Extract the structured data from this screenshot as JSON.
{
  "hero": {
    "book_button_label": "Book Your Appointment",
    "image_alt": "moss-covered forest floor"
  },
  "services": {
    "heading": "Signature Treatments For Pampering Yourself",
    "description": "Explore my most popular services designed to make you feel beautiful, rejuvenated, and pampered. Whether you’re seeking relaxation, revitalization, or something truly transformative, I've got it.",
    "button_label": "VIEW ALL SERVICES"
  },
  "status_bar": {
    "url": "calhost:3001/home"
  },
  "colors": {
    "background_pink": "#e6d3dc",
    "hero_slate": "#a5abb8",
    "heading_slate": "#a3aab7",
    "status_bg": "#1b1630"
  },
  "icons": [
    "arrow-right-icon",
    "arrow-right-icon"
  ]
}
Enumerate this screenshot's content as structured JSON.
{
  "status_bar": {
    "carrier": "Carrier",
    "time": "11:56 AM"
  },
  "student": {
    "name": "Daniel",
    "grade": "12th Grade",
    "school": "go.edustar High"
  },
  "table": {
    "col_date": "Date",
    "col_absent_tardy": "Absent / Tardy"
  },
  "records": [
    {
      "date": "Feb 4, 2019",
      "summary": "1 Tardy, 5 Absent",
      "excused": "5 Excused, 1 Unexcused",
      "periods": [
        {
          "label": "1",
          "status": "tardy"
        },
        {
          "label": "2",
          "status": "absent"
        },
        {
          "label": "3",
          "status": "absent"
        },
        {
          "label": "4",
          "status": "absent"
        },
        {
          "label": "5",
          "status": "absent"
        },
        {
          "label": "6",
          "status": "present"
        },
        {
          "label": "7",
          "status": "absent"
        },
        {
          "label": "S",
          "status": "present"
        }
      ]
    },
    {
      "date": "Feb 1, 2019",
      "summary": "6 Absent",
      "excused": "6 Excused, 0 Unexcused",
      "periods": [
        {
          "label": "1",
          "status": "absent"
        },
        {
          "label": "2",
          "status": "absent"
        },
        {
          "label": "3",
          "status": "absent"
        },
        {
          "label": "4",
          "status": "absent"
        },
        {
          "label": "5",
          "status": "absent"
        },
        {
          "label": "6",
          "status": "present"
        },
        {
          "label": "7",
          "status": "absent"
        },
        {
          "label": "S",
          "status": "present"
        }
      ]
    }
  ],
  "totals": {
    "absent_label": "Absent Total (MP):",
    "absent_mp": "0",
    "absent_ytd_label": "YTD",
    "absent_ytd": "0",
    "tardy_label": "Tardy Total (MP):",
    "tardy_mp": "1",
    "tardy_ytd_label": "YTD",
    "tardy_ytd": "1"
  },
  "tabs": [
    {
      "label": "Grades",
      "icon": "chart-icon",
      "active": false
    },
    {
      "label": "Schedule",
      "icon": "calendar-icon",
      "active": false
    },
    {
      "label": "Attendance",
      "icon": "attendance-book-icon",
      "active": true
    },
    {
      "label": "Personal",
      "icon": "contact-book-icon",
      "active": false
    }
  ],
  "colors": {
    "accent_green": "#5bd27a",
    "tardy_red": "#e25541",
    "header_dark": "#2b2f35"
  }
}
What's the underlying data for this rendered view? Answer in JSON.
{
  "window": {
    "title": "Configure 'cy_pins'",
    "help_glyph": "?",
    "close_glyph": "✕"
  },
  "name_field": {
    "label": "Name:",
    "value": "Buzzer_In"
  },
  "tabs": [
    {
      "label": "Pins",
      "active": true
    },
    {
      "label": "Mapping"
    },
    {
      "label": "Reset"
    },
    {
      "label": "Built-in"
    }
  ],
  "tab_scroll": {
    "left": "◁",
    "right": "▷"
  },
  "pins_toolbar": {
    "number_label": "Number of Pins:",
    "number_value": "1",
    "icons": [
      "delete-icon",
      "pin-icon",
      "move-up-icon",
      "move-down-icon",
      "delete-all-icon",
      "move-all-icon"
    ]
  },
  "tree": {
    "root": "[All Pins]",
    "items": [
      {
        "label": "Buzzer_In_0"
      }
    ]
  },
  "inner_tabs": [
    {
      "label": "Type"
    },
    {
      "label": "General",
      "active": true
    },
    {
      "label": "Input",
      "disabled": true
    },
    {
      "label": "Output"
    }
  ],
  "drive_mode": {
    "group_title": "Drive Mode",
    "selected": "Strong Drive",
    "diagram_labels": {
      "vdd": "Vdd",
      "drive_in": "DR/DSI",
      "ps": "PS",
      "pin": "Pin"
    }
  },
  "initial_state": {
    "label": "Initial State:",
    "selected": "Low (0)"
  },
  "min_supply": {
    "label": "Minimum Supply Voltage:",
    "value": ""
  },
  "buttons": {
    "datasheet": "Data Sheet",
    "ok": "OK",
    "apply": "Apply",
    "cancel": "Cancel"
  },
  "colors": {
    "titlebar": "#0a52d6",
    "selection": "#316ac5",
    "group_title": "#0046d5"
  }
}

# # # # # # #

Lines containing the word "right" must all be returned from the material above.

§ **TASK RESULT**
    "arrow-right-icon",
    "arrow-right-icon"
    "right": "▷"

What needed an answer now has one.